======== SOURCE MATERIAL ========
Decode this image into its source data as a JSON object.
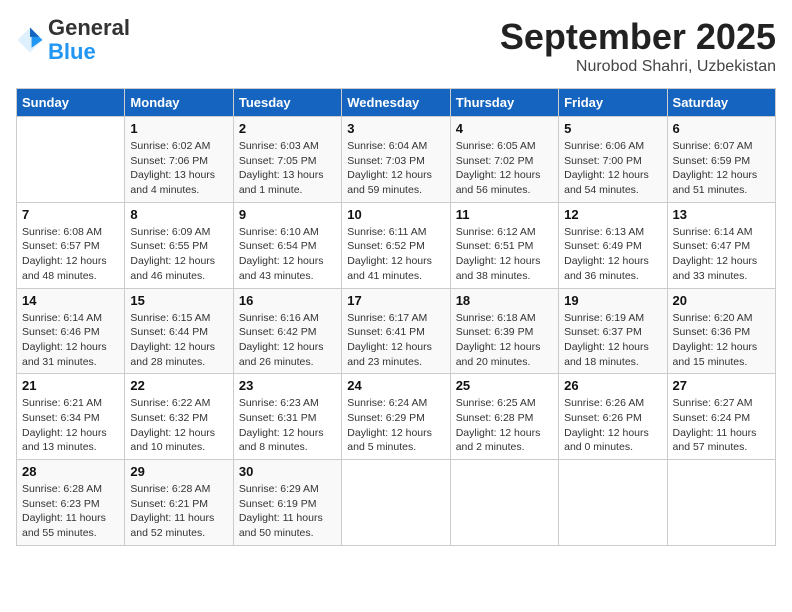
{
  "header": {
    "logo_general": "General",
    "logo_blue": "Blue",
    "month": "September 2025",
    "location": "Nurobod Shahri, Uzbekistan"
  },
  "days_of_week": [
    "Sunday",
    "Monday",
    "Tuesday",
    "Wednesday",
    "Thursday",
    "Friday",
    "Saturday"
  ],
  "weeks": [
    [
      {
        "num": "",
        "info": ""
      },
      {
        "num": "1",
        "info": "Sunrise: 6:02 AM\nSunset: 7:06 PM\nDaylight: 13 hours\nand 4 minutes."
      },
      {
        "num": "2",
        "info": "Sunrise: 6:03 AM\nSunset: 7:05 PM\nDaylight: 13 hours\nand 1 minute."
      },
      {
        "num": "3",
        "info": "Sunrise: 6:04 AM\nSunset: 7:03 PM\nDaylight: 12 hours\nand 59 minutes."
      },
      {
        "num": "4",
        "info": "Sunrise: 6:05 AM\nSunset: 7:02 PM\nDaylight: 12 hours\nand 56 minutes."
      },
      {
        "num": "5",
        "info": "Sunrise: 6:06 AM\nSunset: 7:00 PM\nDaylight: 12 hours\nand 54 minutes."
      },
      {
        "num": "6",
        "info": "Sunrise: 6:07 AM\nSunset: 6:59 PM\nDaylight: 12 hours\nand 51 minutes."
      }
    ],
    [
      {
        "num": "7",
        "info": "Sunrise: 6:08 AM\nSunset: 6:57 PM\nDaylight: 12 hours\nand 48 minutes."
      },
      {
        "num": "8",
        "info": "Sunrise: 6:09 AM\nSunset: 6:55 PM\nDaylight: 12 hours\nand 46 minutes."
      },
      {
        "num": "9",
        "info": "Sunrise: 6:10 AM\nSunset: 6:54 PM\nDaylight: 12 hours\nand 43 minutes."
      },
      {
        "num": "10",
        "info": "Sunrise: 6:11 AM\nSunset: 6:52 PM\nDaylight: 12 hours\nand 41 minutes."
      },
      {
        "num": "11",
        "info": "Sunrise: 6:12 AM\nSunset: 6:51 PM\nDaylight: 12 hours\nand 38 minutes."
      },
      {
        "num": "12",
        "info": "Sunrise: 6:13 AM\nSunset: 6:49 PM\nDaylight: 12 hours\nand 36 minutes."
      },
      {
        "num": "13",
        "info": "Sunrise: 6:14 AM\nSunset: 6:47 PM\nDaylight: 12 hours\nand 33 minutes."
      }
    ],
    [
      {
        "num": "14",
        "info": "Sunrise: 6:14 AM\nSunset: 6:46 PM\nDaylight: 12 hours\nand 31 minutes."
      },
      {
        "num": "15",
        "info": "Sunrise: 6:15 AM\nSunset: 6:44 PM\nDaylight: 12 hours\nand 28 minutes."
      },
      {
        "num": "16",
        "info": "Sunrise: 6:16 AM\nSunset: 6:42 PM\nDaylight: 12 hours\nand 26 minutes."
      },
      {
        "num": "17",
        "info": "Sunrise: 6:17 AM\nSunset: 6:41 PM\nDaylight: 12 hours\nand 23 minutes."
      },
      {
        "num": "18",
        "info": "Sunrise: 6:18 AM\nSunset: 6:39 PM\nDaylight: 12 hours\nand 20 minutes."
      },
      {
        "num": "19",
        "info": "Sunrise: 6:19 AM\nSunset: 6:37 PM\nDaylight: 12 hours\nand 18 minutes."
      },
      {
        "num": "20",
        "info": "Sunrise: 6:20 AM\nSunset: 6:36 PM\nDaylight: 12 hours\nand 15 minutes."
      }
    ],
    [
      {
        "num": "21",
        "info": "Sunrise: 6:21 AM\nSunset: 6:34 PM\nDaylight: 12 hours\nand 13 minutes."
      },
      {
        "num": "22",
        "info": "Sunrise: 6:22 AM\nSunset: 6:32 PM\nDaylight: 12 hours\nand 10 minutes."
      },
      {
        "num": "23",
        "info": "Sunrise: 6:23 AM\nSunset: 6:31 PM\nDaylight: 12 hours\nand 8 minutes."
      },
      {
        "num": "24",
        "info": "Sunrise: 6:24 AM\nSunset: 6:29 PM\nDaylight: 12 hours\nand 5 minutes."
      },
      {
        "num": "25",
        "info": "Sunrise: 6:25 AM\nSunset: 6:28 PM\nDaylight: 12 hours\nand 2 minutes."
      },
      {
        "num": "26",
        "info": "Sunrise: 6:26 AM\nSunset: 6:26 PM\nDaylight: 12 hours\nand 0 minutes."
      },
      {
        "num": "27",
        "info": "Sunrise: 6:27 AM\nSunset: 6:24 PM\nDaylight: 11 hours\nand 57 minutes."
      }
    ],
    [
      {
        "num": "28",
        "info": "Sunrise: 6:28 AM\nSunset: 6:23 PM\nDaylight: 11 hours\nand 55 minutes."
      },
      {
        "num": "29",
        "info": "Sunrise: 6:28 AM\nSunset: 6:21 PM\nDaylight: 11 hours\nand 52 minutes."
      },
      {
        "num": "30",
        "info": "Sunrise: 6:29 AM\nSunset: 6:19 PM\nDaylight: 11 hours\nand 50 minutes."
      },
      {
        "num": "",
        "info": ""
      },
      {
        "num": "",
        "info": ""
      },
      {
        "num": "",
        "info": ""
      },
      {
        "num": "",
        "info": ""
      }
    ]
  ]
}
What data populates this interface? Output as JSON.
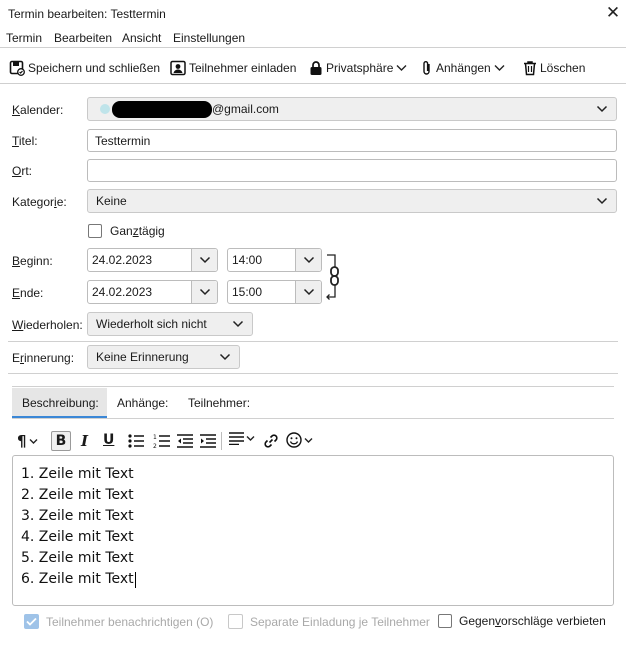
{
  "window": {
    "title": "Termin bearbeiten: Testtermin",
    "close_glyph": "✕"
  },
  "menu": [
    "Termin",
    "Bearbeiten",
    "Ansicht",
    "Einstellungen"
  ],
  "toolbar": {
    "save_close": "Speichern und schließen",
    "invite": "Teilnehmer einladen",
    "privacy": "Privatsphäre",
    "attachments": "Anhängen",
    "delete": "Löschen"
  },
  "form": {
    "calendar_label": "Kalender:",
    "calendar_value": "@gmail.com",
    "title_label": "Titel:",
    "title_value": "Testtermin",
    "location_label": "Ort:",
    "location_value": "",
    "category_label": "Kategorie:",
    "category_value": "Keine",
    "allday_label": "Ganztägig",
    "start_label": "Beginn:",
    "start_date": "24.02.2023",
    "start_time": "14:00",
    "end_label": "Ende:",
    "end_date": "24.02.2023",
    "end_time": "15:00",
    "repeat_label": "Wiederholen:",
    "repeat_value": "Wiederholt sich nicht",
    "reminder_label": "Erinnerung:",
    "reminder_value": "Keine Erinnerung"
  },
  "tabs": [
    "Beschreibung:",
    "Anhänge:",
    "Teilnehmer:"
  ],
  "description_lines": [
    "1. Zeile mit Text",
    "2. Zeile mit Text",
    "3. Zeile mit Text",
    "4. Zeile mit Text",
    "5. Zeile mit Text",
    "6. Zeile mit Text"
  ],
  "footer": {
    "notify": "Teilnehmer benachrichtigen (O)",
    "separate": "Separate Einladung je Teilnehmer",
    "no_counter": "Gegenvorschläge verbieten"
  },
  "icons": {
    "chevron": "chevron-down-icon",
    "link": "chain-link-icon",
    "emoji": "smiley-icon"
  },
  "colors": {
    "accent": "#3b87d6",
    "tab_selected_bg": "#e6e6e6",
    "field_border": "#bcbcbc"
  }
}
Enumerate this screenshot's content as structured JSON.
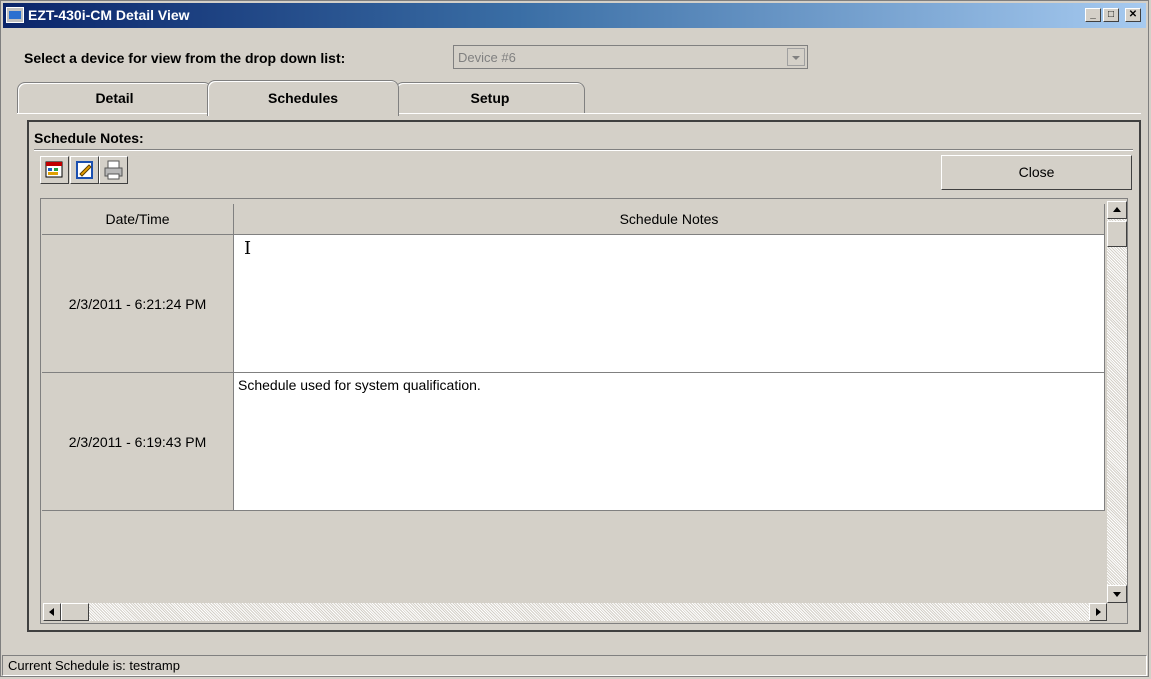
{
  "window": {
    "title": "EZT-430i-CM Detail View",
    "min_glyph": "_",
    "max_glyph": "□",
    "close_glyph": "✕"
  },
  "device_select": {
    "label": "Select a device for view from the drop down list:",
    "value": "Device #6"
  },
  "tabs": [
    {
      "label": "Detail"
    },
    {
      "label": "Schedules",
      "active": true
    },
    {
      "label": "Setup"
    }
  ],
  "panel": {
    "title": "Schedule Notes:",
    "toolbar": {
      "icons": [
        "new-schedule-icon",
        "edit-note-icon",
        "print-icon"
      ],
      "close_label": "Close"
    },
    "table": {
      "columns": [
        "Date/Time",
        "Schedule Notes"
      ],
      "rows": [
        {
          "datetime": "2/3/2011 - 6:21:24 PM",
          "note": ""
        },
        {
          "datetime": "2/3/2011 - 6:19:43 PM",
          "note": "Schedule used for system qualification."
        }
      ]
    }
  },
  "status_bar": {
    "text": "Current Schedule is: testramp"
  },
  "colors": {
    "title_start": "#0a246a",
    "title_end": "#a6caf0",
    "face": "#d4d0c8"
  }
}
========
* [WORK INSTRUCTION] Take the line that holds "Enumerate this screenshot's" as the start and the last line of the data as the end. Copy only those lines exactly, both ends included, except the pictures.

* [RESULT OF THIS EXERCISE]
Enumerate this screenshot's content as structured JSON.
{
  "window": {
    "title": "EZT-430i-CM Detail View",
    "min_glyph": "_",
    "max_glyph": "□",
    "close_glyph": "✕"
  },
  "device_select": {
    "label": "Select a device for view from the drop down list:",
    "value": "Device #6"
  },
  "tabs": [
    {
      "label": "Detail"
    },
    {
      "label": "Schedules",
      "active": true
    },
    {
      "label": "Setup"
    }
  ],
  "panel": {
    "title": "Schedule Notes:",
    "toolbar": {
      "icons": [
        "new-schedule-icon",
        "edit-note-icon",
        "print-icon"
      ],
      "close_label": "Close"
    },
    "table": {
      "columns": [
        "Date/Time",
        "Schedule Notes"
      ],
      "rows": [
        {
          "datetime": "2/3/2011 - 6:21:24 PM",
          "note": ""
        },
        {
          "datetime": "2/3/2011 - 6:19:43 PM",
          "note": "Schedule used for system qualification."
        }
      ]
    }
  },
  "status_bar": {
    "text": "Current Schedule is: testramp"
  },
  "colors": {
    "title_start": "#0a246a",
    "title_end": "#a6caf0",
    "face": "#d4d0c8"
  }
}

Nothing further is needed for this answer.